class biotite.sequence.Annotation(features=None)[source]

Bases: Copyable

An Annotation is a set of features belonging to one sequence.

Its advantage over a simple list is the base/residue position based indexing: When using slice indices in Annotation objects, a subannotation is created, containing copies of all Feature objects whose first and last base/residue are in range of the slice. If the slice starts after the first base/residue or/and the slice ends before the last residue, the position out of range is set to the boundaries of the slice (the Feature is truncated). In this case the Feature obtains the Location.Defect.MISS_LEFT and/or Location.Defect.MISS_RIGHT defect. The third case occurs when a Feature starts after the slice ends or a Feature ends before the slice starts. In this case the Feature will not appear in the subannotation.
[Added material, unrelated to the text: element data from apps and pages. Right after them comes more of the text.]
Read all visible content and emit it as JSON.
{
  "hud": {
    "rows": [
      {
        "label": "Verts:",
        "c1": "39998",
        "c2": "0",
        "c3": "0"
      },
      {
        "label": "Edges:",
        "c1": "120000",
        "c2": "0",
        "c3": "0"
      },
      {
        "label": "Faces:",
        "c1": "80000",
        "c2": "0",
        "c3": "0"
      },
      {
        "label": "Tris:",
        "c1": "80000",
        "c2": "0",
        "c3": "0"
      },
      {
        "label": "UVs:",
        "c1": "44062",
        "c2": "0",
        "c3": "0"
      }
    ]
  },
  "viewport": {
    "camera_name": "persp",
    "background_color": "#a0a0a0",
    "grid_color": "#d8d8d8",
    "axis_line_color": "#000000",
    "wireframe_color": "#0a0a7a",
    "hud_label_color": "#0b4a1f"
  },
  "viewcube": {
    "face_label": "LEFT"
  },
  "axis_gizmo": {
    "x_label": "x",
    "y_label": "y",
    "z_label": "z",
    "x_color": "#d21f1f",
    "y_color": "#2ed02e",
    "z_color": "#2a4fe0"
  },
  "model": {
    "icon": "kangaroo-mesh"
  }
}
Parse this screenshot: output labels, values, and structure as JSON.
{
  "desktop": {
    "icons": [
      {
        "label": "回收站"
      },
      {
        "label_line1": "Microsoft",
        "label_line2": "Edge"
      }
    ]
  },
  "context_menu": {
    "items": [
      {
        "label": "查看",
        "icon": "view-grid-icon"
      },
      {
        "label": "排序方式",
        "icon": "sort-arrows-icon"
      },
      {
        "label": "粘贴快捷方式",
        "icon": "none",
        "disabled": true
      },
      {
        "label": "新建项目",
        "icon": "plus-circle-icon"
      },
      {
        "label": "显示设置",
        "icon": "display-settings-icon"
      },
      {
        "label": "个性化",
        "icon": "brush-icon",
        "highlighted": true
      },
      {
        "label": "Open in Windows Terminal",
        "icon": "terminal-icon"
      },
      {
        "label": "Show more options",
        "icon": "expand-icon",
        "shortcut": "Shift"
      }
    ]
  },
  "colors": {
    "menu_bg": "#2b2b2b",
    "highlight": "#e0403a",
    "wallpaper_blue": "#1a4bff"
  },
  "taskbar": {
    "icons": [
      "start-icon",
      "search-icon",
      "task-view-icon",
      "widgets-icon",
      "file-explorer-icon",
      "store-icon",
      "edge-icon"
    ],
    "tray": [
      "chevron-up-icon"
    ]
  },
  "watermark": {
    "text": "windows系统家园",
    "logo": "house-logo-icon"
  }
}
The start or stop position in the slice indices can be omitted, then the subannotation will include all features from the start or up to the stop, respectively. Step values are ignored. The stop values are still exclusive, i.e. the subannotation will contain a not truncated Feature only if its last base/residue is smaller than the stop value of the slice.

Integers or other index types are not supported. If you want to obtain the Feature instances from the Annotation you need to iterate over it. The iteration has no defined order. Alternatively, you can obtain a copy of the internal Feature set via get_features().

Multiple Annotation objects can be concatenated to one Annotation object using the ‘+’ operator. Single Feature instances can be added this way, too. If a feature is present in both Annotation objects, the resulting Annotation will contain this feature twice.

featuresiterable object of Feature, optional

The features to create the Annotation from. if not provided, an empty Annotation is created.


Creating an annotation from a feature list:

>>> feature1 = Feature("CDS", [Location(-10, 30 )], qual={"gene" : "test1"})
>>> feature2 = Feature("CDS", [Location(20,  50 )], qual={"gene" : "test2"})
>>> annotation = Annotation([feature1, feature2])
>>> for f in sorted(list(annotation)):
...     print(f.qual["gene"], "".join([str(loc) for loc in f.locs]))
test1 -10-30 >
test2 20-50 >

Merging two annotations and a feature:

>>> feature3 = Feature("CDS", [Location(100, 130 )], qual={"gene" : "test3"})
>>> feature4 = Feature("CDS", [Location(150, 250 )], qual={"gene" : "test4"})
>>> annotation2 = Annotation([feature3, feature4])
>>> feature5 = Feature("CDS", [Location(-50, 200 )], qual={"gene" : "test5"})
>>> annotation = annotation + annotation2 + feature5
>>> for f in sorted(list(annotation)):
...     print(f.qual["gene"], "".join([str(loc) for loc in f.locs]))
test5 -50-200 >
test1 -10-30 >
test2 20-50 >
test3 100-130 >
test4 150-250 >

Location based indexing, note the defects:

>>> annotation = annotation[40:150]
>>> for f in sorted(list(annotation)):
...     gene = f.qual["gene"]
...     loc_str = "".join([f"{loc}    {loc.defect}" for loc in f.locs])
...     print(gene, loc_str)
test5 40-149 >    Defect.MISS_RIGHT|MISS_LEFT
test2 40-50 >    Defect.MISS_LEFT
test3 100-130 >    Defect.NONE

Add a feature to the annotation.


Feature to be added.


Create a deep copy of this object.


A copy of this object.


Delete a feature from the annotation.


Feature to be removed.


If the feature is not in the annotation


Get a copy of the internal feature set.

feature_listlist of Feature

A copy of the internal feature set.


Get the range of feature locations, i.e. the first and exclusive last base/residue.


Start location.


Exclusive stop location.